10 April 2012

calling all cheerleaders

Whether you go for awareness or acceptance, if you love someone with autism, April is the month to say it loud. (Not that we don't do that the other eleven months.) I told a friend the other day that I'd been struggling to write a post here, because the weight of the month made it seem like I had to find something hugely important to talk about.

Then I thought about it a bit more, and I can't think of anything more hugely important than Emma herself.

Autism awareness and acceptance both start at home. If I don't get it, if I can't love Emma for who she is, how can I expect that from someone else?

She is ridiculously easy to love. Sweet spirit, beaming grin, light-up-your-day laugh: she's got them all. That part doesn't need my help. To know her is to love her at least a little, and I don't think I'm exaggerating. Much.

It took some time to get to the place I am, where every milestone gets a standing ovation. Even -- or especially -- the ones that aren't at the top of the Things Hoped For list.

Speech and potty-training duel for pride of place on that list. And I get it. I was there. I was the mom filling out paperwork before Em started full-time ABA, thinking about the gains I knew she'd make.

No more diapers. Full sentences.

It was my list, too. I wanted those things for her -- I still do. But that was about my idea of what progress looked like, leaps forward that would make my role easier.

For the past 10 months, I've been going to parent meetings every six weeks, getting a fact-filled report on what Emma's doing every day. How she's growing every day. How hard she tries ... every single day. I'm the only one there, soaking in all that information, looking at the columns and lists and pages of things Emma's mastered.

And so I get it when someone asks if we're still buying diapers. I understand the sympathetic grimace when your "is she talking more?" is answered with me see-sawing my hand.

But I know that you'll agree with me when I tell you that Emma herself is not less because of her autism. So go with me on this one, too: her progress doesn't mean one bit less because it doesn't look how we expected it to. It's there. She is leaping and bounding forward, and it's kind of a thrill to watch it happen. It makes me want to pick up a set of pom-poms and just follow her around all day, cheering her hard work and its rewards.

Get a set of your own. Cheer with me. Things like this are happening:

posted on Facebook, March 12:

"Yesterday, at Target, Em was in the cart with a huge smile on her face. She kept repeating a word, and I leaned in to listen so I could catch it.

So glad I did.

Over and over, she was saying, 'Happy.'

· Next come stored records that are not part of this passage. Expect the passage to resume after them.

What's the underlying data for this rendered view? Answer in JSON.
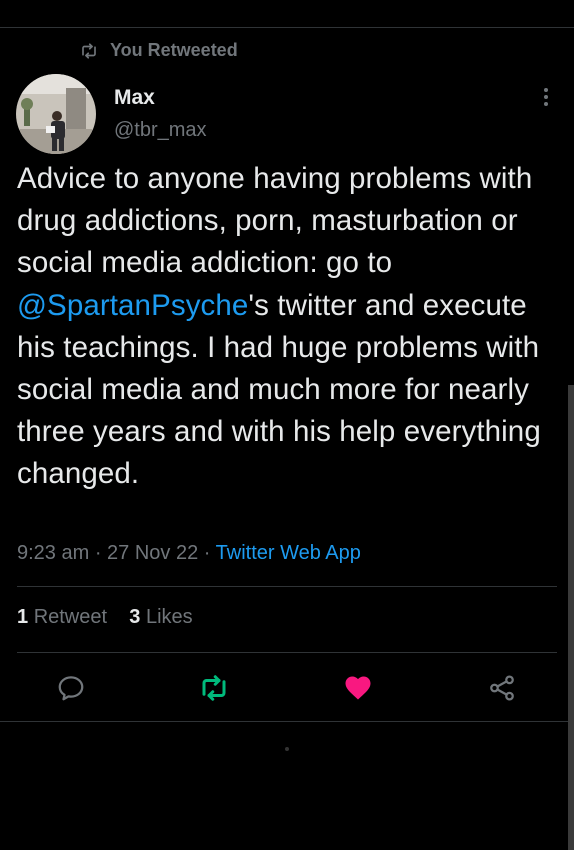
{
  "retweet_label": "You Retweeted",
  "author": {
    "name": "Max",
    "handle": "@tbr_max"
  },
  "tweet": {
    "text_before": "Advice to anyone having problems with drug addictions, porn, masturbation or social media addiction: go to ",
    "mention": "@SpartanPsyche",
    "text_after": "'s twitter and execute his teachings. I had huge problems with social media and much more for nearly three years and with his help everything changed."
  },
  "meta": {
    "time": "9:23 am",
    "sep1": " · ",
    "date": "27 Nov 22",
    "sep2": " · ",
    "source": "Twitter Web App"
  },
  "stats": {
    "retweets_count": "1",
    "retweets_label": "Retweet",
    "likes_count": "3",
    "likes_label": "Likes"
  },
  "colors": {
    "accent": "#1d9bf0",
    "retweet_active": "#00ba7c",
    "like_active": "#f91880",
    "muted": "#71767b"
  },
  "icons": [
    "retweet-icon",
    "more-icon",
    "reply-icon",
    "retweet-icon",
    "like-icon",
    "share-icon"
  ]
}
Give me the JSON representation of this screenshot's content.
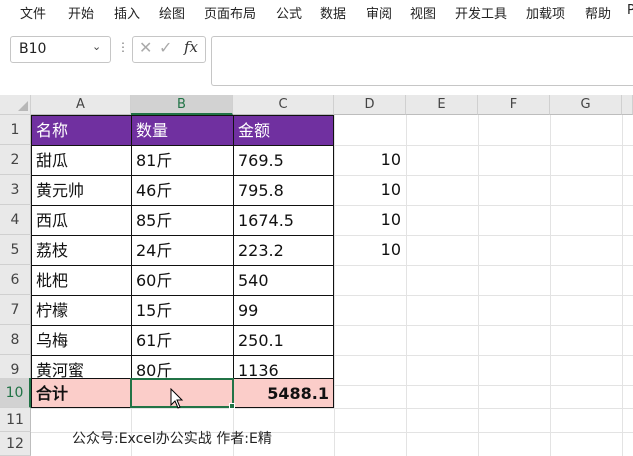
{
  "ribbon": {
    "tabs": [
      "文件",
      "开始",
      "插入",
      "绘图",
      "页面布局",
      "公式",
      "数据",
      "审阅",
      "视图",
      "开发工具",
      "加载项",
      "帮助",
      "P"
    ]
  },
  "formula_bar": {
    "name_box": "B10",
    "fx_label": "fx",
    "formula": ""
  },
  "columns": [
    "A",
    "B",
    "C",
    "D",
    "E",
    "F",
    "G"
  ],
  "rows": [
    "1",
    "2",
    "3",
    "4",
    "5",
    "6",
    "7",
    "8",
    "9",
    "10",
    "11",
    "12"
  ],
  "table": {
    "header": [
      "名称",
      "数量",
      "金额"
    ],
    "data": [
      [
        "甜瓜",
        "81斤",
        "769.5"
      ],
      [
        "黄元帅",
        "46斤",
        "795.8"
      ],
      [
        "西瓜",
        "85斤",
        "1674.5"
      ],
      [
        "荔枝",
        "24斤",
        "223.2"
      ],
      [
        "枇杷",
        "60斤",
        "540"
      ],
      [
        "柠檬",
        "15斤",
        "99"
      ],
      [
        "乌梅",
        "61斤",
        "250.1"
      ],
      [
        "黄河蜜",
        "80斤",
        "1136"
      ]
    ],
    "total_label": "合计",
    "total_qty": "",
    "total_amount": "5488.1"
  },
  "column_d": [
    "10",
    "10",
    "10",
    "10"
  ],
  "selected_cell": "B10",
  "note": "公众号:Excel办公实战 作者:E精",
  "colors": {
    "header_fill": "#7030a0",
    "total_fill": "#fbcdc9",
    "selection": "#217346"
  }
}
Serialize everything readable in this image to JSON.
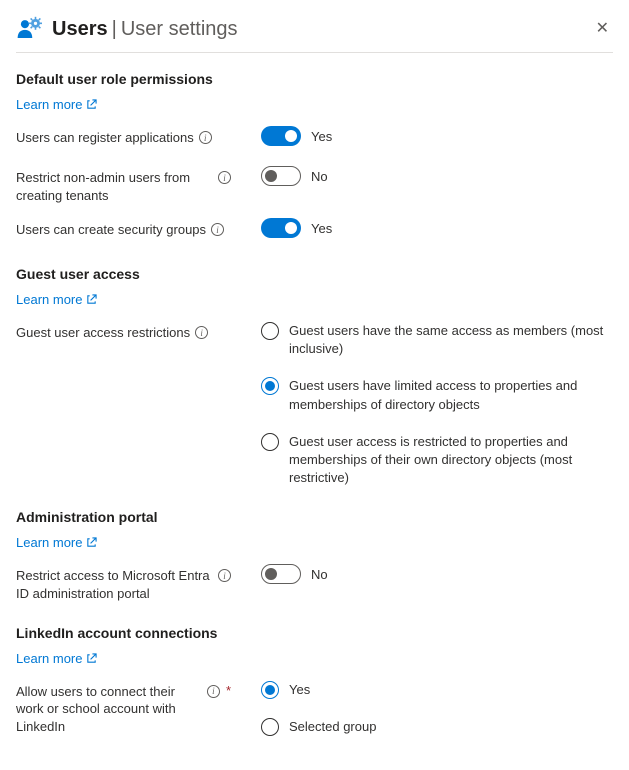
{
  "header": {
    "title": "Users",
    "separator": "|",
    "subtitle": "User settings"
  },
  "sections": {
    "default_role": {
      "heading": "Default user role permissions",
      "learn_more": "Learn more",
      "register_apps": {
        "label": "Users can register applications",
        "value_label": "Yes",
        "on": true
      },
      "restrict_tenants": {
        "label": "Restrict non-admin users from creating tenants",
        "value_label": "No",
        "on": false
      },
      "security_groups": {
        "label": "Users can create security groups",
        "value_label": "Yes",
        "on": true
      }
    },
    "guest": {
      "heading": "Guest user access",
      "learn_more": "Learn more",
      "restrictions_label": "Guest user access restrictions",
      "options": [
        "Guest users have the same access as members (most inclusive)",
        "Guest users have limited access to properties and memberships of directory objects",
        "Guest user access is restricted to properties and memberships of their own directory objects (most restrictive)"
      ],
      "selected_index": 1
    },
    "admin_portal": {
      "heading": "Administration portal",
      "learn_more": "Learn more",
      "restrict_portal": {
        "label": "Restrict access to Microsoft Entra ID administration portal",
        "value_label": "No",
        "on": false
      }
    },
    "linkedin": {
      "heading": "LinkedIn account connections",
      "learn_more": "Learn more",
      "allow_label": "Allow users to connect their work or school account with LinkedIn",
      "options": [
        "Yes",
        "Selected group"
      ],
      "selected_index": 0
    }
  }
}
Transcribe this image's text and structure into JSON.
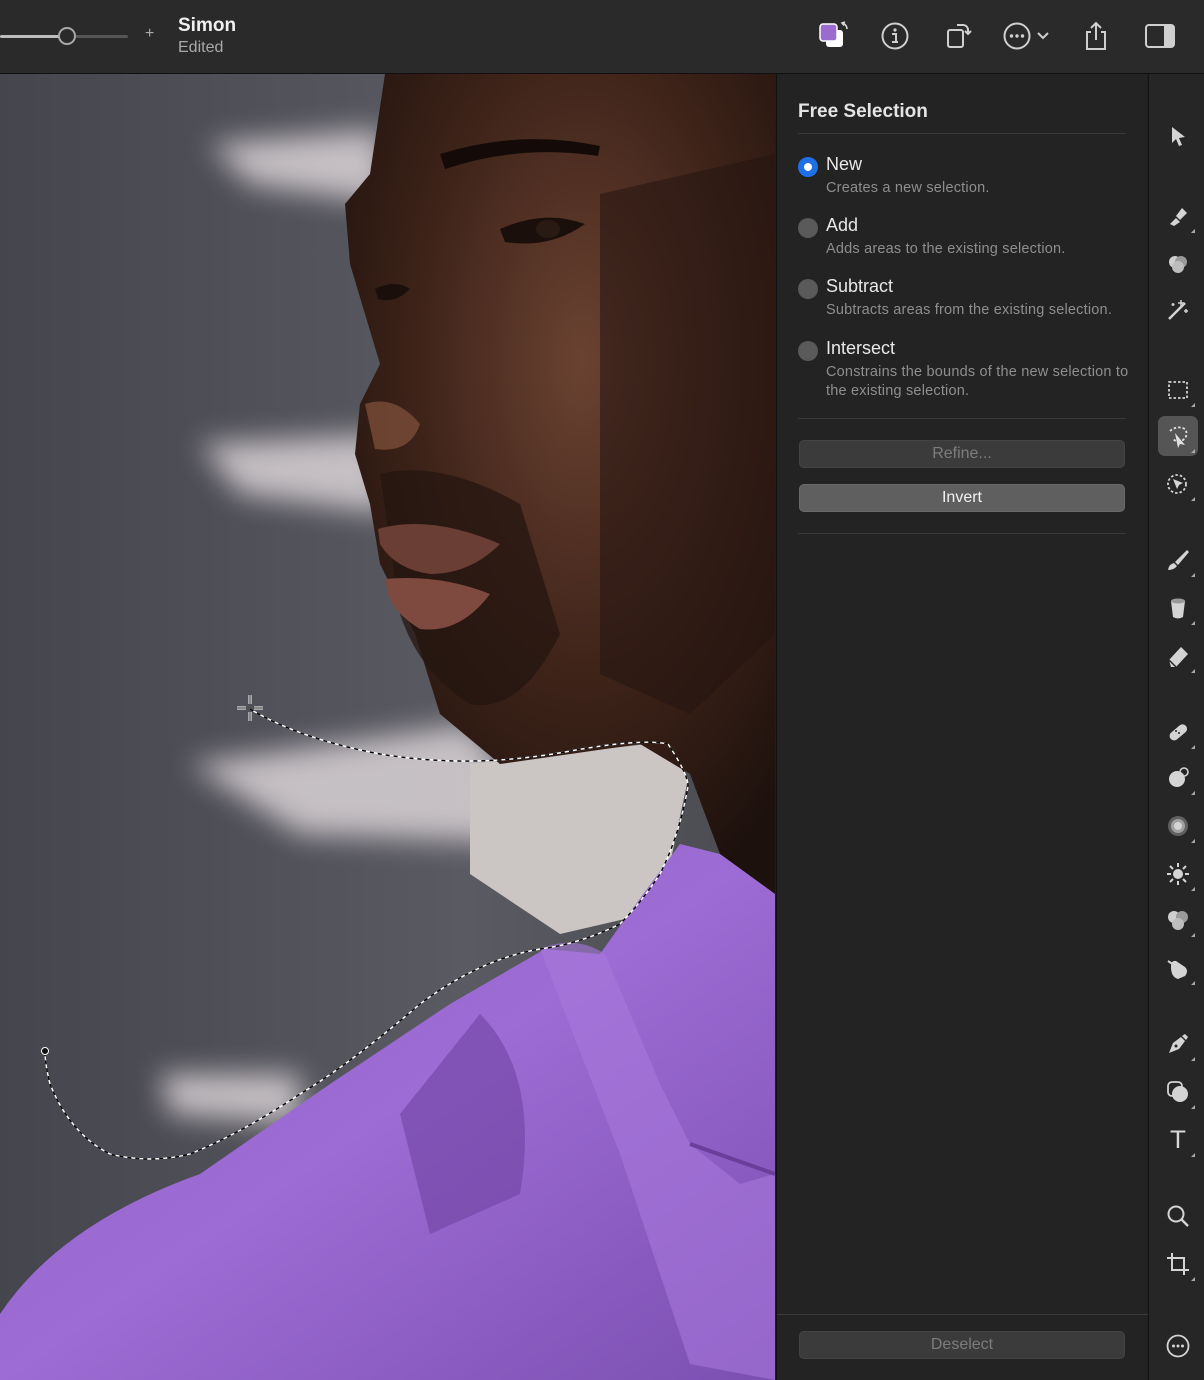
{
  "titlebar": {
    "zoom_plus": "+",
    "doc_title": "Simon",
    "doc_status": "Edited",
    "buttons": [
      "color-swap",
      "info",
      "rotate",
      "more-options",
      "share",
      "sidebar-toggle"
    ],
    "colors": {
      "foreground_swatch": "#9b6bd0",
      "background_swatch": "#ffffff"
    }
  },
  "inspector": {
    "title": "Free Selection",
    "options": [
      {
        "label": "New",
        "desc": "Creates a new selection.",
        "selected": true
      },
      {
        "label": "Add",
        "desc": "Adds areas to the existing selection.",
        "selected": false
      },
      {
        "label": "Subtract",
        "desc": "Subtracts areas from the existing selection.",
        "selected": false
      },
      {
        "label": "Intersect",
        "desc": "Constrains the bounds of the new selection to the existing selection.",
        "selected": false
      }
    ],
    "refine_label": "Refine...",
    "invert_label": "Invert",
    "deselect_label": "Deselect",
    "accent": "#1f6fe5"
  },
  "toolrail": {
    "tools": [
      "arrange-tool-icon",
      "paint-selection-icon",
      "color-adjust-icon",
      "magic-wand-icon",
      "rect-select-icon",
      "free-select-icon",
      "smart-select-icon",
      "brush-icon",
      "paint-bucket-icon",
      "eraser-icon",
      "repair-icon",
      "clone-icon",
      "blur-icon",
      "light-icon",
      "color-brush-icon",
      "smudge-icon",
      "pen-icon",
      "shapes-icon",
      "text-icon",
      "zoom-icon",
      "crop-icon",
      "more-tools-icon"
    ],
    "active_tool": "free-select-icon",
    "text_tool_glyph": "T"
  }
}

It's not extraordinary that she was experiencing that emotion. But she recognized it. Labeled it. Verbalized it. And that is progress. Beautiful, extraordinary progress. She's not the only one who's happy."

Last year, I made my first (and man, do I hope my only) television appearance to talk about finally having ABA centers in the area. Today I went to a meeting to talk about what ABA has meant to Em and to me, in hopes that a lot more kids will have access.

Pom-poms for everyone.